Negro Justice’s full-length debut Chosen Family was hailed as the 2022 Best Hip-Hop album from the Nashville Scene, championed as Record of the Week from WNXP and served to level up Negro Justice’s profile. Following that up could be a real pressure cooker; that’s why sophomore albums are known for being “slumps.” Fortunately, Art of the Craft avoids those pitfalls and continues the upward trend of Negro Justice. Producer JustVibez provides 15-tracks of diverse sound that showcase and augment what Negro Justice does best; rap.
On the title track, there’s a verse that caught me for a short pause:
“No disrespect to the mumble flow
Everything I say got intention
Trying to get to the mission
While you is on the couch like The Simpsons”
It’s an excellent example of the kind of nuanced writing that Negro Justice provides throughout the entire record. It manages to be boastful and full of bravado while simultaneously being respectful and a bit humble. It’s got pop culture references. It’s got a questionable reference to “mission” – is that his own personal goals or the physical Mission in San Francisco; a yearning to reach larger audiences? That’s just four lines from one song and lacks the context of the entire track around it; which requires even more introspection. These verses are enjoyable to spend time with; dissecting their layered meanings and intentions while also simply enjoying them for being catchy as hell.

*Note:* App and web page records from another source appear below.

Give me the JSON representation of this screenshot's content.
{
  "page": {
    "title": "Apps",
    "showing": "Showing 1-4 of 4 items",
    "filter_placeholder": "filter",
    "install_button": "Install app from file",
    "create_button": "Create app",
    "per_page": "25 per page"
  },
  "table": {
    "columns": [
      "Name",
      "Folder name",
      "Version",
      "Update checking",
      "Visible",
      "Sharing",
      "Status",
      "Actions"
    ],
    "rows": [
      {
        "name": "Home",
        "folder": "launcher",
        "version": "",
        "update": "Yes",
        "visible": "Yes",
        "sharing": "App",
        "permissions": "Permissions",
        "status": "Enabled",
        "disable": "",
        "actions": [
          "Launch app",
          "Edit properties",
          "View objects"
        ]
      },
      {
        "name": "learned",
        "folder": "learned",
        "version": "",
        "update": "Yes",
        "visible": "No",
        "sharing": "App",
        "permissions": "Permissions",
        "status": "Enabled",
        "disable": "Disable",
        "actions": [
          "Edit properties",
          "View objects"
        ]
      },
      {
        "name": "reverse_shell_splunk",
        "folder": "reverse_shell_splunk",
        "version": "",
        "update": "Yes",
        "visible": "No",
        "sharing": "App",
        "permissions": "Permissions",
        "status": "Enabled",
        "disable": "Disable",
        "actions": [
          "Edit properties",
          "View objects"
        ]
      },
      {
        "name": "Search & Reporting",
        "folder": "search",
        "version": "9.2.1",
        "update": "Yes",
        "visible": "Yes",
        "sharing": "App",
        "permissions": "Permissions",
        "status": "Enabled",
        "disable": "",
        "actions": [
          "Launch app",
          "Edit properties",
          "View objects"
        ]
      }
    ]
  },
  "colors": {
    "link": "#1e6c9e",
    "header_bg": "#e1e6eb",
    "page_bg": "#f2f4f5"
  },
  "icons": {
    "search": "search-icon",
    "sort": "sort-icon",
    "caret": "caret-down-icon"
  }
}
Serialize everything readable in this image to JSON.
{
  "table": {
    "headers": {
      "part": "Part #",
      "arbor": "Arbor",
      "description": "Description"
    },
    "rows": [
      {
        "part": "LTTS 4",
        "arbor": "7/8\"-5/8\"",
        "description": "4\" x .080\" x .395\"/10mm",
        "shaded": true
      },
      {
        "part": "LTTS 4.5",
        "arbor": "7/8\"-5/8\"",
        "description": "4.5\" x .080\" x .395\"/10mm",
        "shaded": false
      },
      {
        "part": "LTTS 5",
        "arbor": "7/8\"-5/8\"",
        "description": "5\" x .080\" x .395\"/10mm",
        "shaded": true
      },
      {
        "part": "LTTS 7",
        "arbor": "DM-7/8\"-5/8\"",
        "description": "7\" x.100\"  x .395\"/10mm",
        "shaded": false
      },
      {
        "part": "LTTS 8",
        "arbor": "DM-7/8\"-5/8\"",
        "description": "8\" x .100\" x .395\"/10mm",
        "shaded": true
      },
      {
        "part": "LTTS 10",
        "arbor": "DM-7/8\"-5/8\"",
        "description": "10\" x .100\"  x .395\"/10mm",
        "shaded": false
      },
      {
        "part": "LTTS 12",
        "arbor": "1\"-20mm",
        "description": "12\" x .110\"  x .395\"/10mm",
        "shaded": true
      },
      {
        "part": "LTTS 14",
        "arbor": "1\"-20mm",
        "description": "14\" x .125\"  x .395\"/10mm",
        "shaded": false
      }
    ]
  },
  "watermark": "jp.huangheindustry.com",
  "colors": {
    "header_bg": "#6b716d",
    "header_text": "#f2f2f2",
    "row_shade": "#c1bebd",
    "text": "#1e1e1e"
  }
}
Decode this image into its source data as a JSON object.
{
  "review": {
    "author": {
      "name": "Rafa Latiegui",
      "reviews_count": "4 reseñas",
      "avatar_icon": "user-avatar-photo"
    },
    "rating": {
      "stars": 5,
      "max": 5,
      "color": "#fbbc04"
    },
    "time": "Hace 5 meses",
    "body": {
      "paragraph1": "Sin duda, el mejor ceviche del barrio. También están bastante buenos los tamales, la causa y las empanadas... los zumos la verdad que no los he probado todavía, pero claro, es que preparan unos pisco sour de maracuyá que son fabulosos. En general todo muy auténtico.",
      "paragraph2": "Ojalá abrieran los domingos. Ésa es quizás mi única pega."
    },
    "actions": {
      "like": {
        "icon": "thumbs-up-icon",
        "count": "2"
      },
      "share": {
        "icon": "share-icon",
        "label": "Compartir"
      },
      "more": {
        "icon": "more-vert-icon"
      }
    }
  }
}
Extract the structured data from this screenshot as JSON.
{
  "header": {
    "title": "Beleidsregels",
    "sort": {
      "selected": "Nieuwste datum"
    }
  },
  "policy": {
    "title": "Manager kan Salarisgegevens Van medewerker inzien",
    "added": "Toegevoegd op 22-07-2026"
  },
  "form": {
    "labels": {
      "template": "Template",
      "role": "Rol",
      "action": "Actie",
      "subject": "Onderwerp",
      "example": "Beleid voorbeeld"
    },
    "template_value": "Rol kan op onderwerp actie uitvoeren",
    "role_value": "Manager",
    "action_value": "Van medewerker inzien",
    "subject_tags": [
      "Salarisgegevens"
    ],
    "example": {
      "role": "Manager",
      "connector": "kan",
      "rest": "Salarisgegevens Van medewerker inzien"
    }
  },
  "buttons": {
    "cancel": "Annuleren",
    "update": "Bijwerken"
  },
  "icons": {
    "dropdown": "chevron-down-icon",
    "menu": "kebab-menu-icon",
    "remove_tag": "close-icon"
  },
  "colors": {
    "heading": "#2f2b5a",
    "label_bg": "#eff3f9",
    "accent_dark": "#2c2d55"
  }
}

Chosen Family was a calling card of highly personal hip-hop. Negro Justice did not shy away from songs about his father, his wife, his cousins and his extended, non-blood, family and the important role they play in his life. Art of the Craft doesn’t have as blatant of a lyrical theme but I’m here to tell you it does provide two distinct properties; a platform for Justice’s intensely clever and fun wordplay and an opportunity to stretch musically.
On the clever and fun wordplay front; you can pick any song on the album for an example. “HIM Bison” finds Negro Justice interacting with a sample of Raul Julia as Street Fighter character M. Bison; a nod to his background as a competitive gamer as well as an opportunity to boast. “All Star Special” is the biggest ear worm on the record; complete with a sing-song chorus for the praise of Waffle House. “Solar Flare” is an unrelenting onslaught of references from Donkey Kong to Akira to RIFD chips to Nashville music on the whole. “Get It Understood” is one of the more introspective tracks; allowing Negro Justice to rap about personal growth in a way that doesn’t feel corny in the slightest; no small feat.
Musically, the album pushes into plenty of new territory. “Nightcrawler / Daywalker” is ominous and driving forward at all times. “Brand New Truck” unfurls into a deranged party vibe; like Hunter S Thompson ogling at the bats that haunt him. “TheRealTrip” smacks of hard hitting drums and a yawning, funky, bass line. “Solar Flare” is a jazzy night out that transitions into the undeniably bouncy “All Star Special” via an anime sample. “No Drums” is a beautiful bed of orchestral strings. It’s a wild combination of sounds without ever feeling manic or incoherent.
Art of the Craft may not get as much coverage as Chosen Family simply for the fact that it’s the “follow up” – and, thus, the story of the album may not be as enticing. That’d be a mistake because there’s a ton to digest here that should be in your 2023 regular rotation.